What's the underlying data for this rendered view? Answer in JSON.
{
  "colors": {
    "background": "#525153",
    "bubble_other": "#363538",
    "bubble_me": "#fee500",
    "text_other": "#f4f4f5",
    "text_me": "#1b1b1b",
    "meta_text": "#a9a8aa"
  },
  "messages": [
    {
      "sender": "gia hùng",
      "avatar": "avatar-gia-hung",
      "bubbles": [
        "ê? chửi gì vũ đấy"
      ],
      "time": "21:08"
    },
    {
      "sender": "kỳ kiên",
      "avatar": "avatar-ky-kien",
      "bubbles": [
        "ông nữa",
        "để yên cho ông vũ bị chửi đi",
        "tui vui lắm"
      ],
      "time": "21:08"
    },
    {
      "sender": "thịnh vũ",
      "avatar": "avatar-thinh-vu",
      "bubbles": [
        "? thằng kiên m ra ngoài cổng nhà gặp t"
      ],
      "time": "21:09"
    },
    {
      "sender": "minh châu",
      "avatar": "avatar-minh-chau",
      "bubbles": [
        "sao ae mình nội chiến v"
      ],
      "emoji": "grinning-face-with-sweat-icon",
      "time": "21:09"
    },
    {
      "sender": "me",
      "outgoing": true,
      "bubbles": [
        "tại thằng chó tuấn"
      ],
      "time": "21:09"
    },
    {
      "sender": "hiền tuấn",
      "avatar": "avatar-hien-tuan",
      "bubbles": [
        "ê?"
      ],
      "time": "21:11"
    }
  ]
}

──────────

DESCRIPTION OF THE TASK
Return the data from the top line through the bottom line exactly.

PROBLEM SOLUTION
What's the underlying data for this rendered view? Answer in JSON.
{
  "colors": {
    "background": "#525153",
    "bubble_other": "#363538",
    "bubble_me": "#fee500",
    "text_other": "#f4f4f5",
    "text_me": "#1b1b1b",
    "meta_text": "#a9a8aa"
  },
  "messages": [
    {
      "sender": "gia hùng",
      "avatar": "avatar-gia-hung",
      "bubbles": [
        "ê? chửi gì vũ đấy"
      ],
      "time": "21:08"
    },
    {
      "sender": "kỳ kiên",
      "avatar": "avatar-ky-kien",
      "bubbles": [
        "ông nữa",
        "để yên cho ông vũ bị chửi đi",
        "tui vui lắm"
      ],
      "time": "21:08"
    },
    {
      "sender": "thịnh vũ",
      "avatar": "avatar-thinh-vu",
      "bubbles": [
        "? thằng kiên m ra ngoài cổng nhà gặp t"
      ],
      "time": "21:09"
    },
    {
      "sender": "minh châu",
      "avatar": "avatar-minh-chau",
      "bubbles": [
        "sao ae mình nội chiến v"
      ],
      "emoji": "grinning-face-with-sweat-icon",
      "time": "21:09"
    },
    {
      "sender": "me",
      "outgoing": true,
      "bubbles": [
        "tại thằng chó tuấn"
      ],
      "time": "21:09"
    },
    {
      "sender": "hiền tuấn",
      "avatar": "avatar-hien-tuan",
      "bubbles": [
        "ê?"
      ],
      "time": "21:11"
    }
  ]
}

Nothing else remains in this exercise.